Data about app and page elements
/---

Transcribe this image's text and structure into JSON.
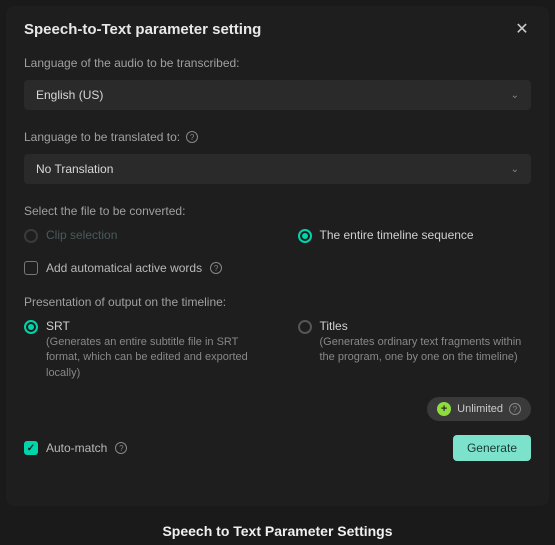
{
  "dialog": {
    "title": "Speech-to-Text parameter setting",
    "labels": {
      "audio_language": "Language of the audio to be transcribed:",
      "translate_to": "Language to be translated to:",
      "select_file": "Select the file to be converted:",
      "add_active_words": "Add automatical active words",
      "presentation": "Presentation of output on the timeline:",
      "auto_match": "Auto-match"
    },
    "selects": {
      "audio_language_value": "English (US)",
      "translate_to_value": "No Translation"
    },
    "file_options": {
      "clip_selection": "Clip selection",
      "entire_timeline": "The entire timeline sequence"
    },
    "presentation_options": {
      "srt": {
        "label": "SRT",
        "desc": "(Generates an entire subtitle file in SRT format, which can be edited and exported locally)"
      },
      "titles": {
        "label": "Titles",
        "desc": "(Generates ordinary text fragments within the program, one by one on the timeline)"
      }
    },
    "badge": {
      "unlimited": "Unlimited"
    },
    "buttons": {
      "generate": "Generate"
    }
  },
  "caption": "Speech to Text Parameter Settings"
}
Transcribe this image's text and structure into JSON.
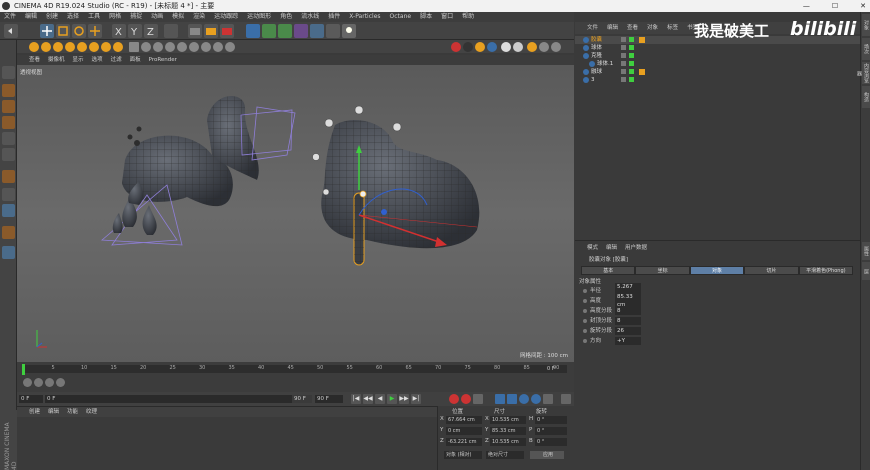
{
  "app": {
    "title": "CINEMA 4D R19.024 Studio (RC - R19) - [未标题 4 *] - 主要",
    "window_min": "—",
    "window_max": "☐",
    "window_close": "✕"
  },
  "menu": [
    "文件",
    "编辑",
    "创建",
    "选择",
    "工具",
    "网格",
    "捕捉",
    "动画",
    "模拟",
    "渲染",
    "运动跟踪",
    "运动图形",
    "角色",
    "流水线",
    "插件",
    "X-Particles",
    "Octane",
    "脚本",
    "窗口",
    "帮助"
  ],
  "viewport": {
    "menu": [
      "查看",
      "摄像机",
      "显示",
      "选项",
      "过滤",
      "面板",
      "ProRender"
    ],
    "label": "透视视图",
    "grid_label": "网格间距 : 100 cm"
  },
  "timeline": {
    "ticks": [
      "0",
      "5",
      "10",
      "15",
      "20",
      "25",
      "30",
      "35",
      "40",
      "45",
      "50",
      "55",
      "60",
      "65",
      "70",
      "75",
      "80",
      "85",
      "90"
    ],
    "end_label": "0 F",
    "start_field": "0 F",
    "current_field": "0 F",
    "end_field": "90 F",
    "end_field2": "90 F"
  },
  "transport_buttons": [
    "|◀",
    "◀◀",
    "◀",
    "▶",
    "▶▶",
    "▶|"
  ],
  "bottom_manager": {
    "tabs": [
      "创建",
      "编辑",
      "功能",
      "纹理"
    ]
  },
  "maxon": "MAXON CINEMA 4D",
  "coords": {
    "headers": [
      "位置",
      "尺寸",
      "旋转"
    ],
    "rows": [
      {
        "axis": "X",
        "pos": "67.664 cm",
        "size_axis": "X",
        "size": "10.535 cm",
        "rot_axis": "H",
        "rot": "0 °"
      },
      {
        "axis": "Y",
        "pos": "0 cm",
        "size_axis": "Y",
        "size": "85.33 cm",
        "rot_axis": "P",
        "rot": "0 °"
      },
      {
        "axis": "Z",
        "pos": "-63.221 cm",
        "size_axis": "Z",
        "size": "10.535 cm",
        "rot_axis": "B",
        "rot": "0 °"
      }
    ],
    "mode1": "对象 (相对)",
    "mode2": "绝对尺寸",
    "apply": "应用"
  },
  "object_manager": {
    "tabs": [
      "文件",
      "编辑",
      "查看",
      "对象",
      "标签",
      "书签"
    ],
    "objects": [
      {
        "name": "胶囊",
        "color": "#e8a020"
      },
      {
        "name": "球体",
        "color": "#ddd"
      },
      {
        "name": "克隆",
        "color": "#ddd"
      },
      {
        "name": "球体.1",
        "color": "#ddd"
      },
      {
        "name": "融球",
        "color": "#ddd"
      },
      {
        "name": "3",
        "color": "#ddd"
      }
    ]
  },
  "attributes": {
    "tabs": [
      "模式",
      "编辑",
      "用户数据"
    ],
    "title": "胶囊对象 [胶囊]",
    "buttons": [
      "基本",
      "坐标",
      "对象",
      "切片",
      "平滑着色(Phong)"
    ],
    "active_button": 2,
    "section": "对象属性",
    "rows": [
      {
        "label": "半径",
        "value": "5.267 cm"
      },
      {
        "label": "高度",
        "value": "85.33 cm"
      },
      {
        "label": "高度分段",
        "value": "8"
      },
      {
        "label": "封顶分段",
        "value": "8"
      },
      {
        "label": "旋转分段",
        "value": "26"
      },
      {
        "label": "方向",
        "value": "+Y"
      }
    ]
  },
  "side_tabs": [
    "对象",
    "场次",
    "内容浏览器",
    "构造"
  ],
  "side_tabs_lower": [
    "属性",
    "层"
  ],
  "watermark": {
    "text": "我是破美工",
    "logo": "bilibili"
  }
}
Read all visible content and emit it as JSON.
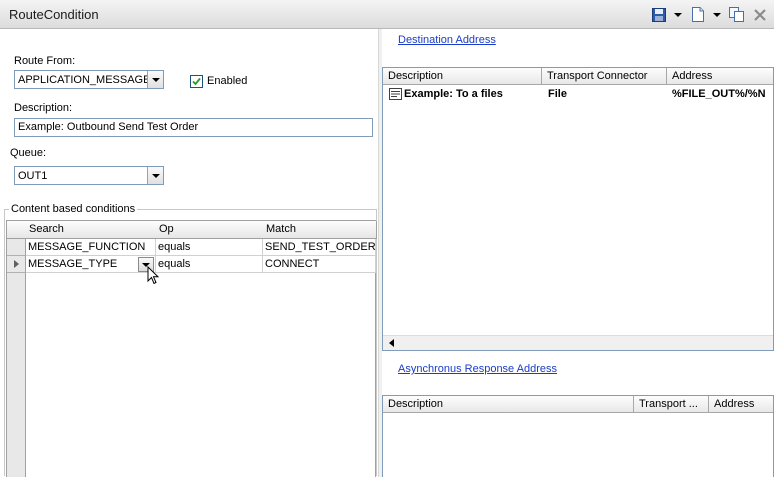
{
  "window": {
    "title": "RouteCondition"
  },
  "toolbar": {
    "icons": [
      "save-icon",
      "dropdown-arrow-icon",
      "new-document-icon",
      "dropdown-arrow-icon",
      "copy-icon",
      "close-icon"
    ]
  },
  "form": {
    "route_from_label": "Route From:",
    "route_from_value": "APPLICATION_MESSAGE",
    "enabled_label": "Enabled",
    "enabled_checked": true,
    "description_label": "Description:",
    "description_value": "Example: Outbound Send Test Order",
    "queue_label": "Queue:",
    "queue_value": "OUT1"
  },
  "conditions": {
    "group_title": "Content based conditions",
    "columns": [
      "Search",
      "Op",
      "Match"
    ],
    "rows": [
      {
        "search": "MESSAGE_FUNCTION",
        "op": "equals",
        "match": "SEND_TEST_ORDER"
      },
      {
        "search": "MESSAGE_TYPE",
        "op": "equals",
        "match": "CONNECT"
      }
    ]
  },
  "destination": {
    "link_label": "Destination Address",
    "columns": [
      "Description",
      "Transport Connector",
      "Address"
    ],
    "rows": [
      {
        "icon": "file-icon",
        "description": "Example: To a files",
        "connector": "File",
        "address": "%FILE_OUT%/%N"
      }
    ]
  },
  "async_response": {
    "link_label": "Asynchronus Response Address",
    "columns": [
      "Description",
      "Transport ...",
      "Address"
    ]
  }
}
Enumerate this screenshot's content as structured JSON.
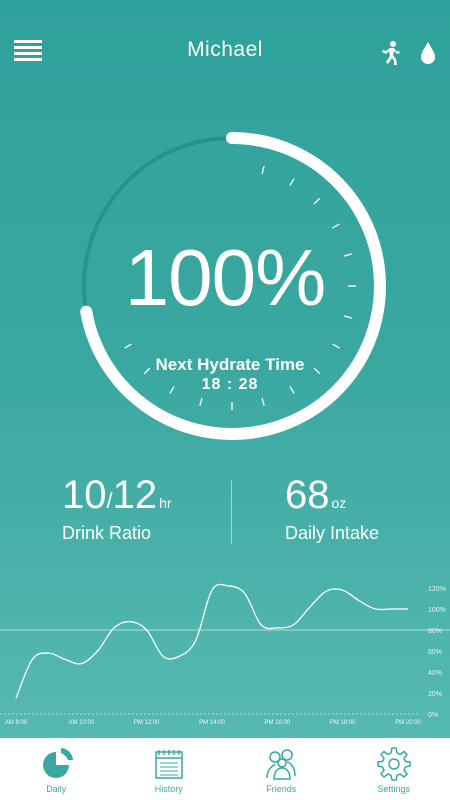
{
  "header": {
    "user_name": "Michael"
  },
  "progress": {
    "percent_text": "100%",
    "percent_value": 100
  },
  "hydrate": {
    "label": "Next Hydrate Time",
    "time": "18 : 28"
  },
  "stats": {
    "drink_ratio": {
      "value_a": "10",
      "value_b": "12",
      "unit": "hr",
      "label": "Drink Ratio"
    },
    "daily_intake": {
      "value": "68",
      "unit": "oz",
      "label": "Daily Intake"
    }
  },
  "chart_data": {
    "type": "line",
    "x_labels": [
      "AM 8:00",
      "AM 10:00",
      "PM 12:00",
      "PM 14:00",
      "PM 16:00",
      "PM 18:00",
      "PM 20:00"
    ],
    "y_labels": [
      "120%",
      "100%",
      "80%",
      "60%",
      "40%",
      "20%",
      "0%"
    ],
    "ylim": [
      0,
      120
    ],
    "reference_line": 80,
    "series": [
      {
        "x": [
          0,
          0.25,
          0.5,
          0.75,
          1.0,
          1.25,
          1.5,
          1.75,
          2.0,
          2.25,
          2.5,
          2.75,
          3.0,
          3.25,
          3.5,
          3.75,
          4.0,
          4.25,
          4.5,
          4.75,
          5.0,
          5.25,
          5.5,
          5.75,
          6.0
        ],
        "values": [
          15,
          52,
          58,
          52,
          48,
          60,
          82,
          88,
          80,
          55,
          55,
          70,
          118,
          122,
          115,
          85,
          82,
          85,
          102,
          117,
          118,
          108,
          100,
          100,
          100
        ]
      }
    ]
  },
  "nav": [
    {
      "label": "Daily",
      "icon": "pie-chart-icon"
    },
    {
      "label": "History",
      "icon": "calendar-icon"
    },
    {
      "label": "Friends",
      "icon": "friends-icon"
    },
    {
      "label": "Settings",
      "icon": "gear-icon"
    }
  ],
  "colors": {
    "teal": "#3aa8a0",
    "white": "#ffffff"
  }
}
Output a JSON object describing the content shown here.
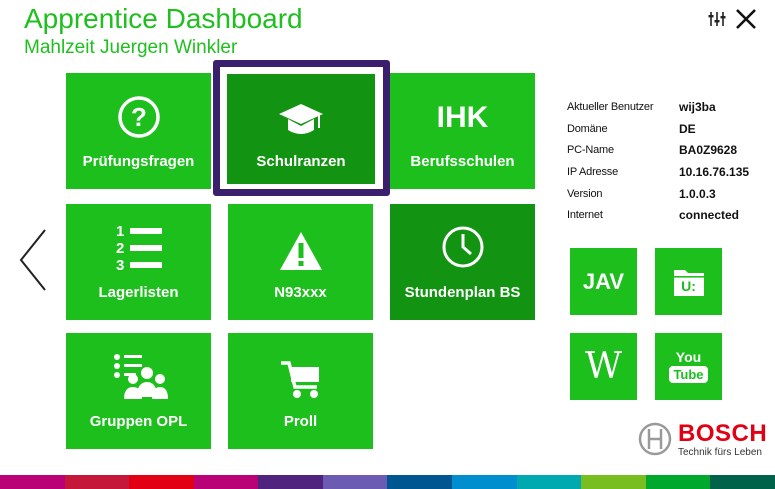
{
  "header": {
    "title": "Apprentice Dashboard",
    "subtitle": "Mahlzeit Juergen Winkler",
    "settings_icon": "settings-sliders-icon",
    "close_icon": "close-icon"
  },
  "tiles": [
    {
      "label": "Prüfungsfragen",
      "icon": "question-circle-icon"
    },
    {
      "label": "Schulranzen",
      "icon": "graduation-cap-icon",
      "selected": true
    },
    {
      "label": "Berufsschulen",
      "icon_text": "IHK"
    },
    {
      "label": "Lagerlisten",
      "icon": "numbered-list-icon"
    },
    {
      "label": "N93xxx",
      "icon": "warning-icon"
    },
    {
      "label": "Stundenplan BS",
      "icon": "clock-icon"
    },
    {
      "label": "Gruppen OPL",
      "icon": "group-people-icon"
    },
    {
      "label": "Proll",
      "icon": "shopping-cart-icon"
    }
  ],
  "info": {
    "rows": [
      {
        "key": "Aktueller Benutzer",
        "value": "wij3ba"
      },
      {
        "key": "Domäne",
        "value": "DE"
      },
      {
        "key": "PC-Name",
        "value": "BA0Z9628"
      },
      {
        "key": "IP Adresse",
        "value": "10.16.76.135"
      },
      {
        "key": "Version",
        "value": "1.0.0.3"
      },
      {
        "key": "Internet",
        "value": "connected"
      }
    ]
  },
  "shortcuts": {
    "jav_label": "JAV",
    "drive_label": "U:",
    "wiki_label": "W",
    "youtube_top": "You",
    "youtube_bottom": "Tube"
  },
  "brand": {
    "name": "BOSCH",
    "tagline": "Technik fürs Leben"
  },
  "colors": {
    "accent": "#1fbf1f",
    "tile": "#1dbf1d",
    "tile_dark": "#129312",
    "selection": "#3a1f6e",
    "bosch_red": "#e20015"
  }
}
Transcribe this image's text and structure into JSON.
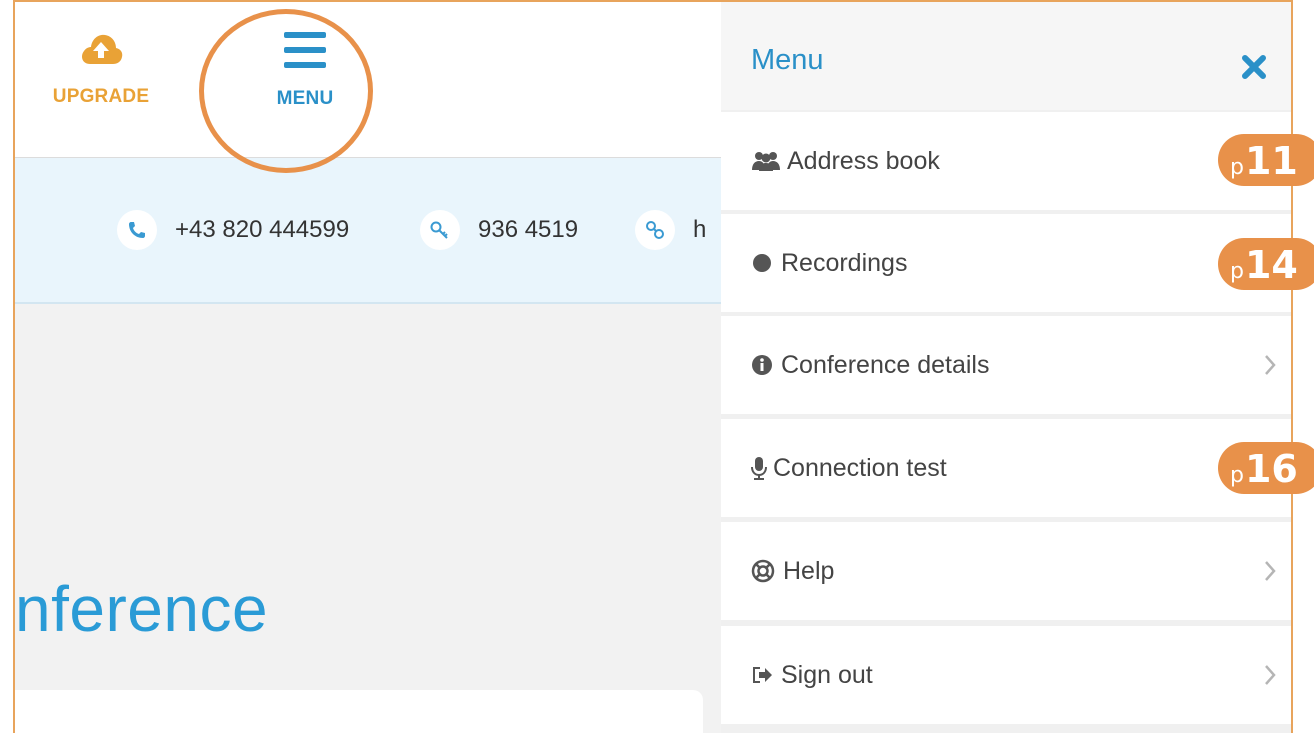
{
  "topbar": {
    "upgrade_label": "UPGRADE",
    "menu_label": "MENU"
  },
  "infobar": {
    "phone": "+43 820 444599",
    "pin": "936 4519",
    "link": "h"
  },
  "main": {
    "heading": "nference"
  },
  "menu": {
    "title": "Menu",
    "items": [
      {
        "label": "Address book",
        "icon": "users-icon",
        "badge": {
          "prefix": "p",
          "number": "11"
        }
      },
      {
        "label": "Recordings",
        "icon": "record-dot-icon",
        "badge": {
          "prefix": "p",
          "number": "14"
        }
      },
      {
        "label": "Conference details",
        "icon": "info-icon"
      },
      {
        "label": "Connection test",
        "icon": "microphone-icon",
        "badge": {
          "prefix": "p",
          "number": "16"
        }
      },
      {
        "label": "Help",
        "icon": "lifebuoy-icon"
      },
      {
        "label": "Sign out",
        "icon": "sign-out-icon"
      }
    ]
  },
  "colors": {
    "accent_blue": "#2a90c8",
    "upgrade_orange": "#e9a236",
    "annotation_orange": "#e8914a",
    "info_bar_bg": "#e9f5fc"
  }
}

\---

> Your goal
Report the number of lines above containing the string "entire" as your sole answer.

> Result of this exercise
2